Friday, October 2, 2009

Head Shaking

Okay, so if you read the post beneath this, I finally managed to take a video of what he does, I intend to show this to his neuro to help the diagnosing process. But I thought I might as well get everyone else's take on it. Especially anyone who's seen a seizure that looks like this before.


Karen said...

I showed the video to my husband, too. Both of us remember when our kids did this as infants. We have 4 kids, and I think all of them did it to some degree or another. None of them did it for very long... maybe a couple of weeks? I wish I could remember. And they didn't do it all the time. But they did do it.

I would show it to your doctor, because if it is seizures, then he needs treatment. But there's at least hope that it's just him experimenting with how things feel/look/sound when he shakes his head. I imagine experimentation of this kind would be different for a visually impaired child than for a neurotypical child, so there's less info for you on what to expect and what's typical. Also remember that what's typical isn't even an accurate predictor for healthy kids. Zoe made loud clicking noises when she nursed. Loud enough that you couldn't talk on the phone without people asking if there was something the matter with your phone. Quinn would make this strangling noise when he inhaled whenever he was happy and content. It sounded awful to everyone else. But it sounded nice to our family because he only did it when he was very happy and comfortable. There's a chance that Sky just likes shaking his head.

Ashley's Mom said...

The head shaking doesn't look exactly like what my Ashley does. She will drop her head forward a little bit more and the movement is not as exaggerated.

When he does this, can you interrupt the movement by talking to him or touching him? That's one sure indicator of a seizure - you cannot stop a seizure. If he immediately responds to you, it is not a seizure.

I think it is a great idea to show this to your neuro, but I agree with Karen - he could just be experimenting with different sensations - something kids with visual impairments do a lot.

Corrie Howe said...

You're the mom and I believe in a mother's instinct. So, if you are concerned, you should follow up.

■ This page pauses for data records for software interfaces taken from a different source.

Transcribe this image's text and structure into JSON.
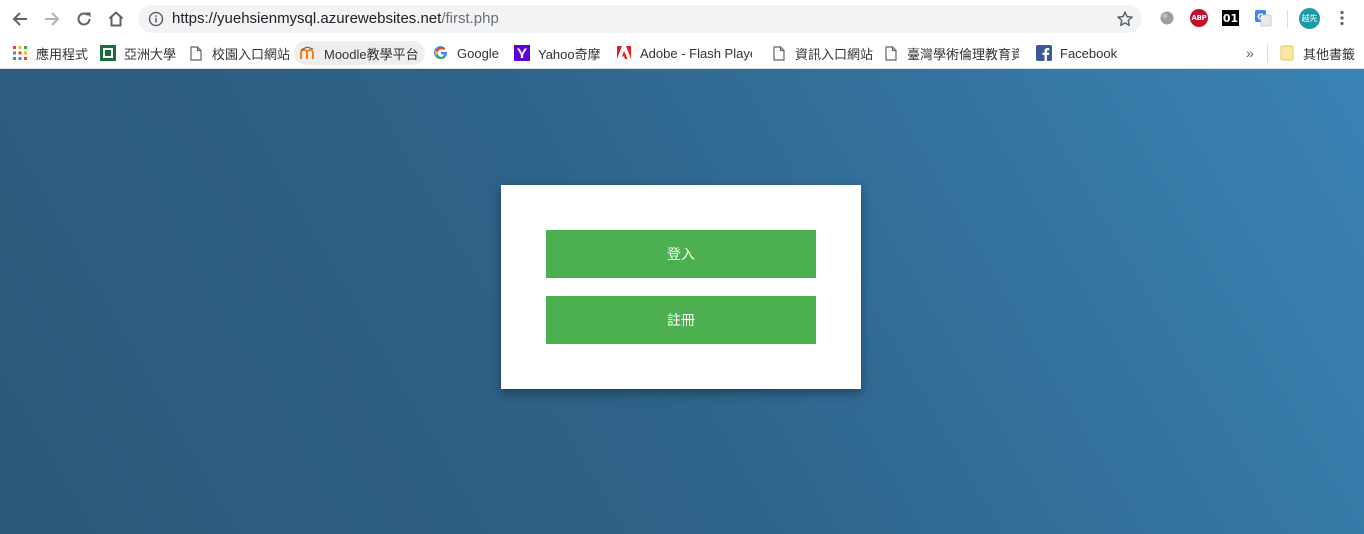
{
  "browser": {
    "url_host": "https://yuehsienmysql.azurewebsites.net",
    "url_path": "/first.php",
    "extensions": {
      "abp_label": "ABP",
      "ext01_label": "01"
    },
    "avatar_text": "越先",
    "overflow_chevron": "»"
  },
  "bookmarks": [
    {
      "label": "應用程式",
      "icon": "apps-grid-icon"
    },
    {
      "label": "亞洲大學",
      "icon": "asia-university-icon"
    },
    {
      "label": "校園入口網站",
      "icon": "page-icon"
    },
    {
      "label": "Moodle教學平台",
      "icon": "moodle-icon"
    },
    {
      "label": "Google",
      "icon": "google-icon"
    },
    {
      "label": "Yahoo奇摩",
      "icon": "yahoo-icon"
    },
    {
      "label": "Adobe - Flash Playe",
      "icon": "adobe-icon"
    },
    {
      "label": "資訊入口網站",
      "icon": "page-icon"
    },
    {
      "label": "臺灣學術倫理教育資",
      "icon": "page-icon"
    },
    {
      "label": "Facebook",
      "icon": "facebook-icon"
    }
  ],
  "other_bookmarks": {
    "label": "其他書籤",
    "icon": "folder-icon"
  },
  "main": {
    "login_label": "登入",
    "register_label": "註冊"
  },
  "colors": {
    "button_green": "#4caf50",
    "page_gradient_dark": "#2b5878",
    "page_gradient_light": "#3a83b5"
  }
}
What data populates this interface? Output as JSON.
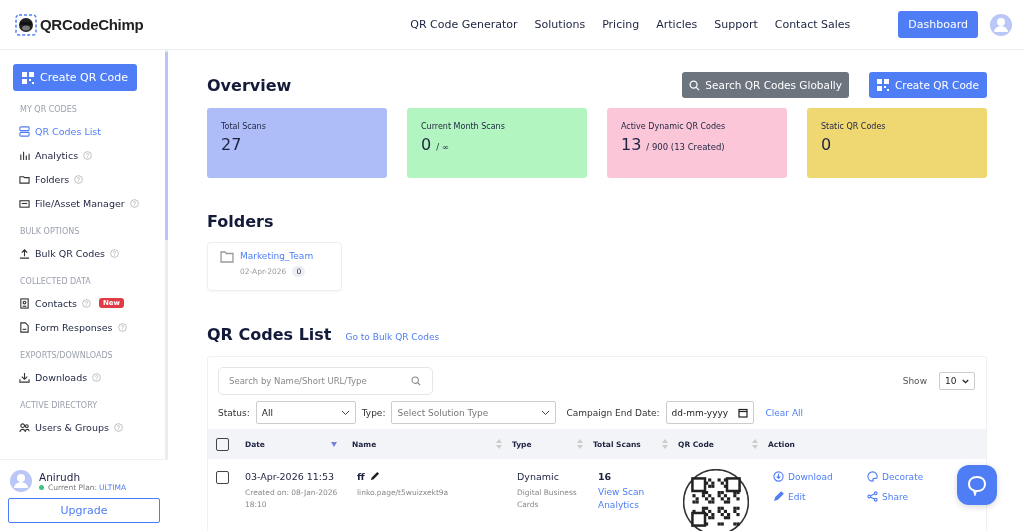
{
  "header": {
    "brand": "QRCodeChimp",
    "nav": [
      "QR Code Generator",
      "Solutions",
      "Pricing",
      "Articles",
      "Support",
      "Contact Sales"
    ],
    "dashboard_button": "Dashboard"
  },
  "sidebar": {
    "create_button": "Create QR Code",
    "sections": [
      {
        "title": "MY QR CODES",
        "items": [
          {
            "label": "QR Codes List",
            "kind": "list",
            "selected": true,
            "help": false
          },
          {
            "label": "Analytics",
            "kind": "chart",
            "selected": false,
            "help": true
          },
          {
            "label": "Folders",
            "kind": "folder",
            "selected": false,
            "help": true
          },
          {
            "label": "File/Asset Manager",
            "kind": "file",
            "selected": false,
            "help": true
          }
        ]
      },
      {
        "title": "BULK OPTIONS",
        "items": [
          {
            "label": "Bulk QR Codes",
            "kind": "upload",
            "selected": false,
            "help": true
          }
        ]
      },
      {
        "title": "COLLECTED DATA",
        "items": [
          {
            "label": "Contacts",
            "kind": "contact",
            "selected": false,
            "help": true,
            "badge": "New"
          },
          {
            "label": "Form Responses",
            "kind": "doc",
            "selected": false,
            "help": true
          }
        ]
      },
      {
        "title": "EXPORTS/DOWNLOADS",
        "items": [
          {
            "label": "Downloads",
            "kind": "download",
            "selected": false,
            "help": true
          }
        ]
      },
      {
        "title": "ACTIVE DIRECTORY",
        "items": [
          {
            "label": "Users & Groups",
            "kind": "users",
            "selected": false,
            "help": true
          }
        ]
      }
    ],
    "user": {
      "name": "Anirudh",
      "plan_label": "Current Plan:",
      "plan": "ULTIMA"
    },
    "upgrade_button": "Upgrade"
  },
  "overview": {
    "title": "Overview",
    "search_button": "Search QR Codes Globally",
    "create_button": "Create QR Code",
    "cards": [
      {
        "label": "Total Scans",
        "value": "27",
        "color": "#aebdf7"
      },
      {
        "label": "Current Month Scans",
        "value": "0",
        "suffix": "/ ∞",
        "color": "#b2f5c0"
      },
      {
        "label": "Active Dynamic QR Codes",
        "value": "13",
        "suffix": "/ 900 (13 Created)",
        "color": "#fbc6d8"
      },
      {
        "label": "Static QR Codes",
        "value": "0",
        "color": "#efd772"
      }
    ]
  },
  "folders": {
    "title": "Folders",
    "items": [
      {
        "name": "Marketing_Team",
        "date": "02-Apr-2026",
        "count": "0"
      }
    ]
  },
  "qr_list": {
    "title": "QR Codes List",
    "bulk_link": "Go to Bulk QR Codes",
    "search": {
      "placeholder": "Search by Name/Short URL/Type"
    },
    "show_label": "Show",
    "show_value": "10",
    "status_label": "Status:",
    "status_value": "All",
    "type_label": "Type:",
    "type_placeholder": "Select Solution Type",
    "date_label": "Campaign End Date:",
    "date_placeholder": "dd-mm-yyyy",
    "clear_all": "Clear All",
    "columns": [
      {
        "label": "Date",
        "sortable": true,
        "sorted": true
      },
      {
        "label": "Name",
        "sortable": true,
        "sorted": false
      },
      {
        "label": "Type",
        "sortable": true,
        "sorted": false
      },
      {
        "label": "Total Scans",
        "sortable": true,
        "sorted": false
      },
      {
        "label": "QR Code",
        "sortable": true,
        "sorted": false
      },
      {
        "label": "Action",
        "sortable": false
      }
    ],
    "all_checked": false,
    "rows": [
      {
        "checked": false,
        "date": "03-Apr-2026 11:53",
        "created": "Created on: 08-Jan-2026 18:10",
        "name": "ff",
        "url": "linko.page/t5wuizxekt9a",
        "type": "Dynamic",
        "subtype": "Digital Business Cards",
        "scans": "16",
        "scan_link": "View Scan Analytics",
        "actions": [
          {
            "label": "Download",
            "kind": "download"
          },
          {
            "label": "Decorate",
            "kind": "palette"
          },
          {
            "label": "Edit",
            "kind": "pencil"
          },
          {
            "label": "Share",
            "kind": "share"
          }
        ]
      }
    ]
  }
}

That being said, I've also had three children. It seems to me that they discover ways to make them feel different and they like it. The best example is of kids making themselves dizzy. They love to do it and it usually doesn't mean anything, unless is is something they do over a long period of time...months.